Commercial soaps (AKA “chemical bars”) are manufactured in large factories, with very little input from the governing agencies regulating the ingredients of their product. The typical commercial bar of soap is full of cheap, toxic chemicals and harsh detergents. These chemicals are usually to create a harder, longer-lasting bar with a sudsier lather. The toxic ingredients in commercial grade soaps have been linked to organ, developmental and neurotoxicity, hormone disruption, allergies, and asthma.
The top toxic ingredients to watch out for when choosing a soap are:
- Parabens – a common preservative in bar soaps known to cause endocrine disruption that is linked to breast cancer and reproductive toxicity.
- Synthetic dyes – many synthetic colorants are derived from petroleum or coal tars and contain a substance called benzidine, a highly toxic known carcinogen. Artificial dyes are considered to be an irritant and an allergen to the skin.
- Synthetic fragrances – fragrances are highly toxic and contain numerous carcinogenic chemicals as well as phthalates, which are used to help the scent last longer. These toxic chemicals are known to penetrate the skin and pass into the bloodstream. Synthetic fragrances are known neurotoxins and respiratory irritants.
- Cocamidopropyl betaine – is a foam-boosting agent known to cause contact dermatitis, allergic skin reactions and environmental toxicity.
- Methylisothiazolinone /Methylchloroisothiazolinone – common preservatives found in commercial soaps that have been linked to neurotoxicity, lung toxicity and allergic reactions.
- Sodium Lauryl Sulfate (SLS) / Sodium Laureth Sulfate (SLES) – common surfactants, emulsifiers and skin-conditioning agents added to commercial products. Known to be irritating to the skin, eyes, and lungs. These chemicals can build up in the system in long-term use causing toxicity and sulfates can also clog pores and cause acne.
Remember that the skin is the body’s largest organ. Even though soap is a “wash-off” product, anything on the skin can be absorbed into your system. Continued use of toxic ingredients will lead to these substances building up in your body.
Making the switch from commercial to natural soap can be a bit of an adjustment, similar to switching to organic foods from processed food.

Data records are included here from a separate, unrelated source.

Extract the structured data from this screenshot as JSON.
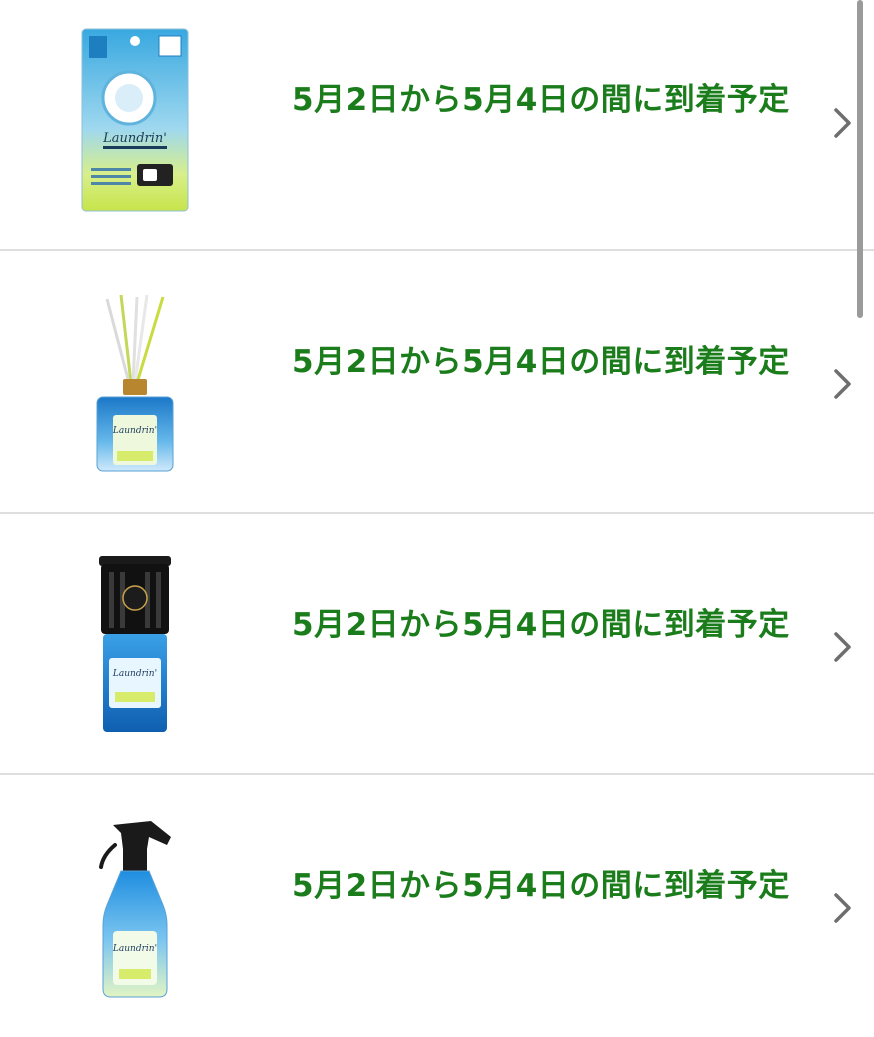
{
  "colors": {
    "delivery_text": "#1a7c1a",
    "chevron": "#6e6e6e",
    "divider": "#dedede",
    "scrollbar": "#9a9a9a"
  },
  "items": [
    {
      "delivery": "5月2日から5月4日の間に到着予定",
      "image_icon": "air-freshener-clip-package-icon",
      "brand": "Laundrin'"
    },
    {
      "delivery": "5月2日から5月4日の間に到着予定",
      "image_icon": "reed-diffuser-bottle-icon",
      "brand": "Laundrin'"
    },
    {
      "delivery": "5月2日から5月4日の間に到着予定",
      "image_icon": "room-fragrance-canister-icon",
      "brand": "Laundrin'"
    },
    {
      "delivery": "5月2日から5月4日の間に到着予定",
      "image_icon": "fabric-mist-spray-bottle-icon",
      "brand": "Laundrin'"
    }
  ]
}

Main Adjustments to Natural Soap:
- Cost – people who are used to only paying a few dollars for a bar of commercial soap can get a little sticker shock the first time they buy a natural bar. Natural soap is made by hand, from scratch in small batches with expensive, high-quality ingredients. Be prepared to pay anywhere from 5-10 dollars for a quality bar of soap. Soap is like another other thing of quality; you get what you pay for.
- Lather – You know that big, thick, sudsy lather you get from all those lather-producing toxic chemicals in commercial bars? Natural soap does lather, but it is from oils, not synthetic materials, so the lather does feel different, but it’s not stripping the natural, protective oils from your skin.
- How long it lasts – commercially manufactured bars are made with added hardeners. While these substances are harmful, they help the bar last. Natural soap will probably not last as many uses as your commercial bars did, but you can extend the life of bar soap with the aid of a soap dish or “soap saver”. Make sure you allow the soap to dry out between uses and not sit in a puddle of water.